Zach Wilson (for grades) [608x342]
Zach Wilson (for grades) [608x342] (Credit: Dustin Bradford/Icon Sportswire)

Vanderbilt hoops transfer Lubin commits to UNC

On Monday afternoon, the New York Jets traded quarterback Zach Wilson and a seventh-round pick (No. 256) in this year's draft to the Denver Broncos for the Broncos' sixth-round selection this year (No. 203).

This marks the end of a tumultuous three-year run for Wilson in New York and gives him a fresh start with coach Sean Payton and the Broncos, who could use a long-term solution at quarterback after releasing Russell Wilson this past offseason. But can Zach Wilson provide that? Seth Walder dove into the deal and handed out grades for each team, factoring in on-field impact, overall value for each side, the salary cap situations, and the context of each team's short- and long-term outlooks. Plus, Matt Miller spun the trade forward to this week's draft and what it means for Denver. Let's get to it.

See more grades from NFL free agency (ESPN+)

Grading the Broncos-Jets trade for Wilson

Given how Wilson's Jets career unfolded -- he recorded a 34.1 QBR over three seasons and was benched after playing in relief of Aaron Rodgers in 2023 -- it's no surprise he was dealt for light compensation this offseason. Wilson never lived up to his promise as the No. 2 pick in the 2021 draft. No matter how you slice it, the numbers were ugly. Wilson started 33 games in three seasons for the Jets, recording a minus-6% completion percentage over expectation (CPOE) in that time, per NFL Next Gen Stats data (although that did improve each year and was only minus-1% in 2023).

The basic counting numbers were just as bad. Wilson never recorded 10 passing touchdowns in a season, averaged just 5.1 yards per dropback over the past three years (second worst among qualifying quarterbacks, ahead of only the Panthers' Bryce Young), and was sacked at a very high 10% clip. It was a disaster, and it was time for all to move on.

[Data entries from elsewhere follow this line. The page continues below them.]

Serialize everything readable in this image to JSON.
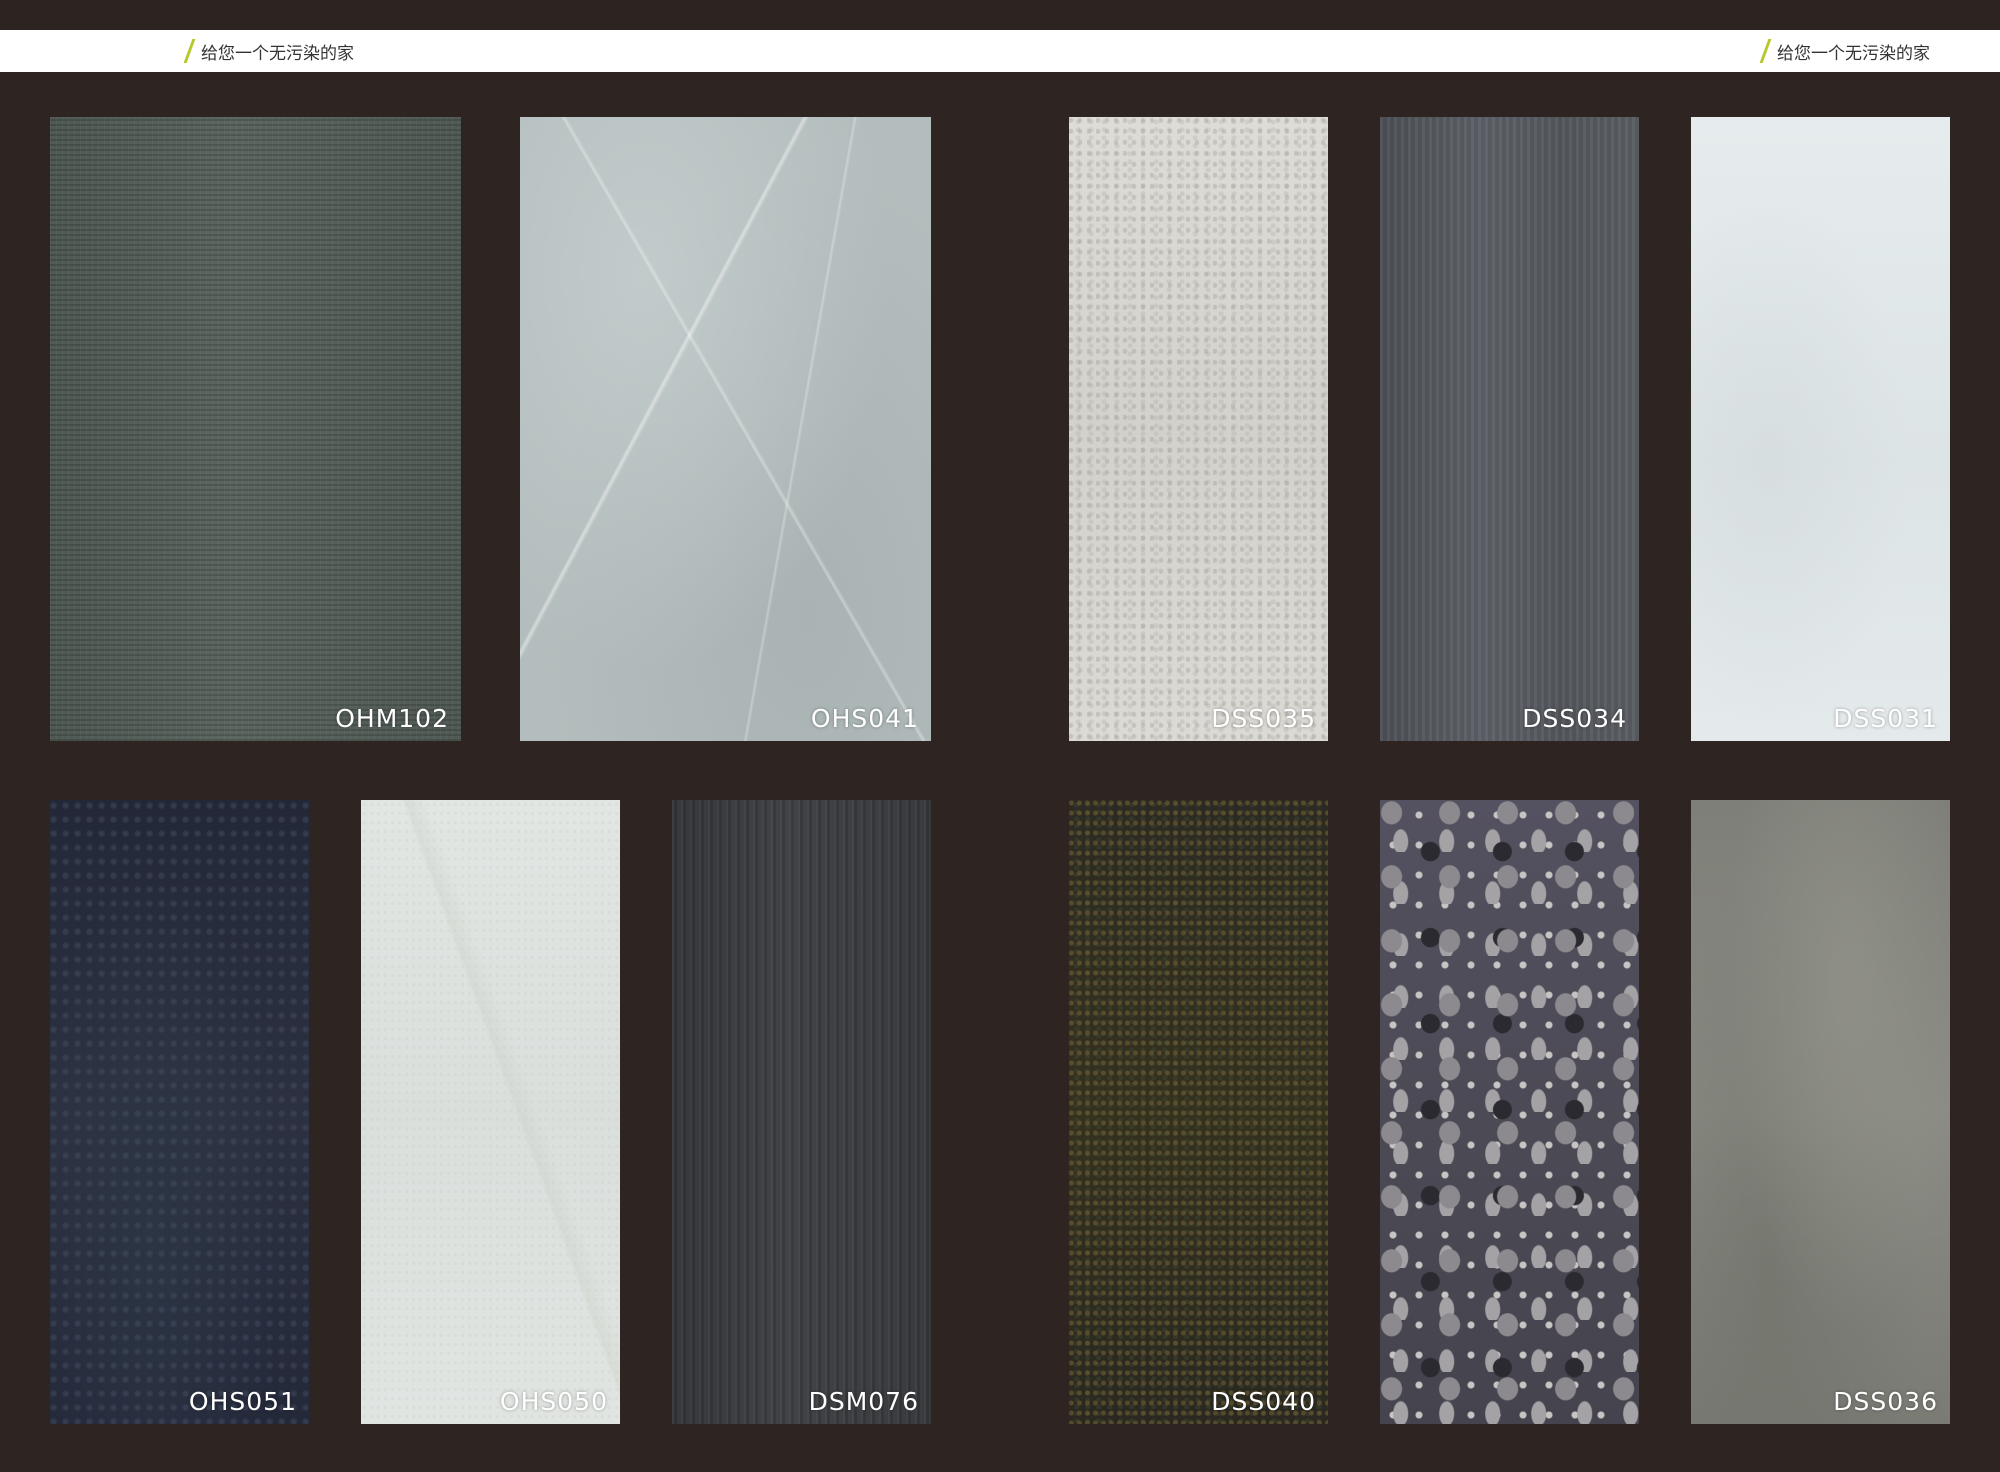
{
  "header": {
    "tagline_left": "给您一个无污染的家",
    "tagline_right": "给您一个无污染的家",
    "accent_color": "#b5c72a"
  },
  "swatches": {
    "row1": [
      "OHM102",
      "OHS041",
      "DSS035",
      "DSS034",
      "DSS031"
    ],
    "row2": [
      "OHS051",
      "OHS050",
      "DSM076",
      "DSS040",
      "",
      "DSS036"
    ]
  }
}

In addition to the sixth- and seventh-round pick swap, the Jets and Broncos are splitting Wilson's 2024 compensation, paying $2.75 million each. The Jets are not getting much for their former No. 2 pick, but it's also not nothing -- especially since cutting Wilson had to be in consideration for the Jets. Now they got to move up late in the draft and any money Denver is paying is money the Jets will save.

So why is Denver making this move? There is an argument that Wilson is only 24 years old and has played in pretty awful situations in his young career. With time and better surroundings, could he grow? Given how poorly he has played, I think it's unlikely, but not impossible, that he could turn into a useful player for Denver.

And from the Broncos' perspective, why not? While most expect the Broncos to select a quarterback in this week's draft, there's no way to know how that will pan out. As it stands, Denver's quarterbacks are Jarrett Stidham and Ben DiNucci. If the Broncos get shut out of the draft, it makes sense to roster QBs with even a sliver of upside.

This deal is a good one for Wilson. He lands in a place where it's not totally inconceivable he could be the Week 1 starter -- let alone get on the field at some point -- and gets to play under Payton, a near-certain upgrade from much-maligned Jets offensive coordinator Nathaniel Hackett. -- Walder

Grade for the Broncos: B Grade for the Jets: B What does the deal mean for the draft?

The addition of Wilson should not in any way change the Broncos' plans to add a quarterback in the 2024 draft. Wilson, who has shown repeatedly that he is not a starting-caliber quarterback in the NFL, should be viewed as a bridge option who can compete with Stidham and whichever QB the Broncos are able to add early in this year's class.

Sitting at No. 12 in the first round, the Broncos are still contenders to select a signal-caller -- and potentially even to trade up for one -- especially if Michigan's J.J. McCarthy begins to slide down the board. Oregon's Bo Nix and Washington's Michael Penix Jr. remain in play for them, too, as they look to find a long-term franchise-level passer for Payton. -- Miller